Stored entries =>
======

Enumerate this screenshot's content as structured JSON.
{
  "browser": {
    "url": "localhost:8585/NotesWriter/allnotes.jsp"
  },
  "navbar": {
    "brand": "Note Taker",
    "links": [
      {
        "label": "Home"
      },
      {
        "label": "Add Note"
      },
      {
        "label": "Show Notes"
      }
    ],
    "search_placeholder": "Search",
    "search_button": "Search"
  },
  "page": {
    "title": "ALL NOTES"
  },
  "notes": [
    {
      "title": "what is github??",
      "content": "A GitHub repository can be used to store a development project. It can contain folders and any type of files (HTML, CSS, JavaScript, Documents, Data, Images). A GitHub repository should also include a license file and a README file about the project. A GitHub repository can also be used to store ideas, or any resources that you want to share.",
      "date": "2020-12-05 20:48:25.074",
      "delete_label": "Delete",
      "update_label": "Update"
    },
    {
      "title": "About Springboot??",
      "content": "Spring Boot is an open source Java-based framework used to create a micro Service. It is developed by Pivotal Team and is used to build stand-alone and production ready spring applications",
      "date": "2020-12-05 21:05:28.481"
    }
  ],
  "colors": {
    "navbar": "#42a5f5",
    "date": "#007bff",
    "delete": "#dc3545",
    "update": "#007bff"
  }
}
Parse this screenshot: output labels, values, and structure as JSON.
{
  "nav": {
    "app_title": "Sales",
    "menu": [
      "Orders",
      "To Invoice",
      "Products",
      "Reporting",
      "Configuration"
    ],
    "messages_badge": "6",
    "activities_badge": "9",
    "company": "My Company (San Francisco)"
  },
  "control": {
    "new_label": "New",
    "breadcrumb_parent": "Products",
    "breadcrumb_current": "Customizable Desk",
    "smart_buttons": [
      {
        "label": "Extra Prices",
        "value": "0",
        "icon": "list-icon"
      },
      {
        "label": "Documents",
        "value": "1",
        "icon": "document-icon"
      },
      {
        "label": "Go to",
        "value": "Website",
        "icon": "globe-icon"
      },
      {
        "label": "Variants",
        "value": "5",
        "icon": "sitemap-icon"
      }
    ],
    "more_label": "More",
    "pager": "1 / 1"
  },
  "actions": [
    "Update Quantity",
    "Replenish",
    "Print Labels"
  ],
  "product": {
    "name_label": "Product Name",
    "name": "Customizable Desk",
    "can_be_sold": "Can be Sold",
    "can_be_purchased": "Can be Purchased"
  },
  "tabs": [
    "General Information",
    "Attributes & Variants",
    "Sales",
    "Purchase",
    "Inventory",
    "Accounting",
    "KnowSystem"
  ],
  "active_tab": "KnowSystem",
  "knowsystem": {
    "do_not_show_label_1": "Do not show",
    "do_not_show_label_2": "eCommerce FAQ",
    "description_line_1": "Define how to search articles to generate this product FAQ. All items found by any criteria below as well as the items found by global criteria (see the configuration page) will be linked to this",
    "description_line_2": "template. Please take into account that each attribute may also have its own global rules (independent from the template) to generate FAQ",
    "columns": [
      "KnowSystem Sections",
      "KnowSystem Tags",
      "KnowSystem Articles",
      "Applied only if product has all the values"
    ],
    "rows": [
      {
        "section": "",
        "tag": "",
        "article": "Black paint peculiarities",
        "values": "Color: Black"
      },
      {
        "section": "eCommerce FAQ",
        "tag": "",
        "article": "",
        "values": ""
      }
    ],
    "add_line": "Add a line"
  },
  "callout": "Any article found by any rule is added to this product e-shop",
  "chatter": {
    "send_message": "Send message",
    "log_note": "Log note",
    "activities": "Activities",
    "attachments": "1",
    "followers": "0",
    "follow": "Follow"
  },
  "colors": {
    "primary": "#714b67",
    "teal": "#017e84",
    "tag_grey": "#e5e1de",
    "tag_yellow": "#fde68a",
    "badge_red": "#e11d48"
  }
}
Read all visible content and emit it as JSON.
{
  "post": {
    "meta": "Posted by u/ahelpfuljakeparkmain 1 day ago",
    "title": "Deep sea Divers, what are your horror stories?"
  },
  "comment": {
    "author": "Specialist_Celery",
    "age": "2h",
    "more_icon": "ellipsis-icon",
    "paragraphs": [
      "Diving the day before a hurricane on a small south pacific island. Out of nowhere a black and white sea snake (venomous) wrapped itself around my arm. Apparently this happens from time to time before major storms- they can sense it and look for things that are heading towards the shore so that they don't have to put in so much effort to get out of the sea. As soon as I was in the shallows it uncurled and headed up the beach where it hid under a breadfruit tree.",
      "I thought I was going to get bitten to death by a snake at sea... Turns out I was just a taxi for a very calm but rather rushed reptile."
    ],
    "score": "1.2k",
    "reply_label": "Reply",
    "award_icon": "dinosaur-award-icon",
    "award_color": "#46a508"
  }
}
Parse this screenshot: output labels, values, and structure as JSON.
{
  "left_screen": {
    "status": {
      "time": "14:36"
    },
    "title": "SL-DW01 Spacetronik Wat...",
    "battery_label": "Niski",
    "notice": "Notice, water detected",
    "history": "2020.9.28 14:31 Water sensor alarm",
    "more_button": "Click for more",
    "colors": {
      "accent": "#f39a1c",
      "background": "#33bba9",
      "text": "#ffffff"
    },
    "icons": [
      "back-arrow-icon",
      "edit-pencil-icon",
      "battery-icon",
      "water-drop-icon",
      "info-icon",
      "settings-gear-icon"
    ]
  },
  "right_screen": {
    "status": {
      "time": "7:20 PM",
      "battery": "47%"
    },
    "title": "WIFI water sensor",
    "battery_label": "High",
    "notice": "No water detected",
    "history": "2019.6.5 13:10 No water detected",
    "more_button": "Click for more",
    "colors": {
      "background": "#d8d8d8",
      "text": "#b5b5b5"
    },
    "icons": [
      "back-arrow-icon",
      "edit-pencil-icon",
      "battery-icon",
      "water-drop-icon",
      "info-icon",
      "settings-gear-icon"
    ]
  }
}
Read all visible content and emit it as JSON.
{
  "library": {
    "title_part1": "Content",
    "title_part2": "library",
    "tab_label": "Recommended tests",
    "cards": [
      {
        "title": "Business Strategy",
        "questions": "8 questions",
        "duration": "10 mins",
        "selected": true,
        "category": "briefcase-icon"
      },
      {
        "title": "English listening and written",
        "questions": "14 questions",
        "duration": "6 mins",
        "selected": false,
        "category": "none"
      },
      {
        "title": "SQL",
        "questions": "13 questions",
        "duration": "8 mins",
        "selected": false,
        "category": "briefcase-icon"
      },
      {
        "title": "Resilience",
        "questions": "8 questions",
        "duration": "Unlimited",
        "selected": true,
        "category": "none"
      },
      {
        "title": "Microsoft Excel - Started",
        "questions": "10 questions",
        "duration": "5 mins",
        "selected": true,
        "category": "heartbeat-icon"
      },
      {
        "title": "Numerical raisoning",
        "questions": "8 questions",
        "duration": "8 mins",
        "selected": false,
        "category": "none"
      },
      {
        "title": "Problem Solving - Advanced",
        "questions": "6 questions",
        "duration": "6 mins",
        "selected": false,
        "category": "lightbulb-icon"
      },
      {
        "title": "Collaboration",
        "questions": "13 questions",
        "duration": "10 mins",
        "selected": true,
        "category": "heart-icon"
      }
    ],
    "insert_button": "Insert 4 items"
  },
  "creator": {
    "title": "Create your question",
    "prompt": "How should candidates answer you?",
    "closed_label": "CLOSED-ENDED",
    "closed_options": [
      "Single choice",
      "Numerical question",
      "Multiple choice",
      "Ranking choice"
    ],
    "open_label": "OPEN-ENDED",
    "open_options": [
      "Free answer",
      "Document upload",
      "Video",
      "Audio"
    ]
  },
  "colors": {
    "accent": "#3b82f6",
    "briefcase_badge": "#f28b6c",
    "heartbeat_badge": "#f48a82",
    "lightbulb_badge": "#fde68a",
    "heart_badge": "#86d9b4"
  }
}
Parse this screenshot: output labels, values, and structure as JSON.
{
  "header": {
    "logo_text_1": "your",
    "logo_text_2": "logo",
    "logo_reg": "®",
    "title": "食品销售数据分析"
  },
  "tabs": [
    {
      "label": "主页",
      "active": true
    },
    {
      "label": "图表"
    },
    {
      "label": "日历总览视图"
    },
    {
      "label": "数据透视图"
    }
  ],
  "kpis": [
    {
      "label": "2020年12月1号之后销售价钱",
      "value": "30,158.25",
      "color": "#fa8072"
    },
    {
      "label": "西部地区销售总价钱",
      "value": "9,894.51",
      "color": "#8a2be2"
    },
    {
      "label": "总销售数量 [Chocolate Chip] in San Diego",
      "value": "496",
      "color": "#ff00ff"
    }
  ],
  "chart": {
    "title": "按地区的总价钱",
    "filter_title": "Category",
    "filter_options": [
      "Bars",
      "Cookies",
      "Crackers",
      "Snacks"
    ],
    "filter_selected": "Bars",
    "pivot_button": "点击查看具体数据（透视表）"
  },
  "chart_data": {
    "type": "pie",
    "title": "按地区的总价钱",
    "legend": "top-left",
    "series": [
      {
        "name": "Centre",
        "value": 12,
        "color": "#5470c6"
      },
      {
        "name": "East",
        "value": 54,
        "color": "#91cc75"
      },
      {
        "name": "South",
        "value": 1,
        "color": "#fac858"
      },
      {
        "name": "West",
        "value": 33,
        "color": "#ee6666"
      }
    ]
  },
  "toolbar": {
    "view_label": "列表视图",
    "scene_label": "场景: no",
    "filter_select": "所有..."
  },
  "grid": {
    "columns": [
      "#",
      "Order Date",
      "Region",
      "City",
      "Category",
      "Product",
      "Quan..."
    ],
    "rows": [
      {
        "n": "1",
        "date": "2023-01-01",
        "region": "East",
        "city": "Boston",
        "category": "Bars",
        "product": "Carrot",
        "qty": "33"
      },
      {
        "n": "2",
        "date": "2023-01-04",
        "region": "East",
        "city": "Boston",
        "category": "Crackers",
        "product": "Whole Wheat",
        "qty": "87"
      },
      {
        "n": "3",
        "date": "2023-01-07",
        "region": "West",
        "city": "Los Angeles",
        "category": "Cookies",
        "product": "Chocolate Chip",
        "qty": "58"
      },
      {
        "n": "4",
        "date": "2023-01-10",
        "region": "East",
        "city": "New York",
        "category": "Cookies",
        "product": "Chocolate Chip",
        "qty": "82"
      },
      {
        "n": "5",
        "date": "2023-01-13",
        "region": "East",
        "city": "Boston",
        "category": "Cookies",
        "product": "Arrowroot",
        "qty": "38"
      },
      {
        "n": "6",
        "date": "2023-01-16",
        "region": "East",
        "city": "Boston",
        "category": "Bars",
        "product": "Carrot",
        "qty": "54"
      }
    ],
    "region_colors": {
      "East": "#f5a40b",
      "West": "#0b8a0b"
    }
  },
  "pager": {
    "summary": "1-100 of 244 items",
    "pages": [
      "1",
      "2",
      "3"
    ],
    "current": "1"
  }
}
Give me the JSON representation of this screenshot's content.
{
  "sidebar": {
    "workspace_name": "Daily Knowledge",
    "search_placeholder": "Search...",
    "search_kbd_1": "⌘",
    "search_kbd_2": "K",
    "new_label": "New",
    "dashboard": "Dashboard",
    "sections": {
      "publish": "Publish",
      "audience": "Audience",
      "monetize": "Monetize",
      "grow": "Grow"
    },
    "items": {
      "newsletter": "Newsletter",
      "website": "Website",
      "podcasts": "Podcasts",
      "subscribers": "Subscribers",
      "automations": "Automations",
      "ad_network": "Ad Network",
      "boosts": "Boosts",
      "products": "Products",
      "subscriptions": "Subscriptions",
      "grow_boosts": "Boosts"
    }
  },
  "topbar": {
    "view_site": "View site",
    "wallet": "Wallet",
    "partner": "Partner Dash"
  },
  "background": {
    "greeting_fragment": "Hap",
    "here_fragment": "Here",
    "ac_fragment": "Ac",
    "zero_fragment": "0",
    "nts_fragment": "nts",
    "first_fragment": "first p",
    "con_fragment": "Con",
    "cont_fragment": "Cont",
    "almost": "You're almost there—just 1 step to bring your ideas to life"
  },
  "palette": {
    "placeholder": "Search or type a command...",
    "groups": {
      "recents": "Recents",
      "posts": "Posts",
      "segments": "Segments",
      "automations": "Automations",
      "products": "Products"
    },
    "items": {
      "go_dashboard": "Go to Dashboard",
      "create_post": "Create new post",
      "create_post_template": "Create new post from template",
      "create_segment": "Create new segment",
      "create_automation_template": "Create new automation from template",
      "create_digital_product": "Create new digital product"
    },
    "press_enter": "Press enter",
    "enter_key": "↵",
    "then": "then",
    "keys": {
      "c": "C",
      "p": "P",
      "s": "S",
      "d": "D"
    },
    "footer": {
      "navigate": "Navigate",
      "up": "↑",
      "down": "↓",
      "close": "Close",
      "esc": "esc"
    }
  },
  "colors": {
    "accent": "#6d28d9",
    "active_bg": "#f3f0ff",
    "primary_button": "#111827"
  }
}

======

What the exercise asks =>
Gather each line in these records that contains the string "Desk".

Finished exercise =>
    "breadcrumb_current": "Customizable Desk",
    "name": "Customizable Desk",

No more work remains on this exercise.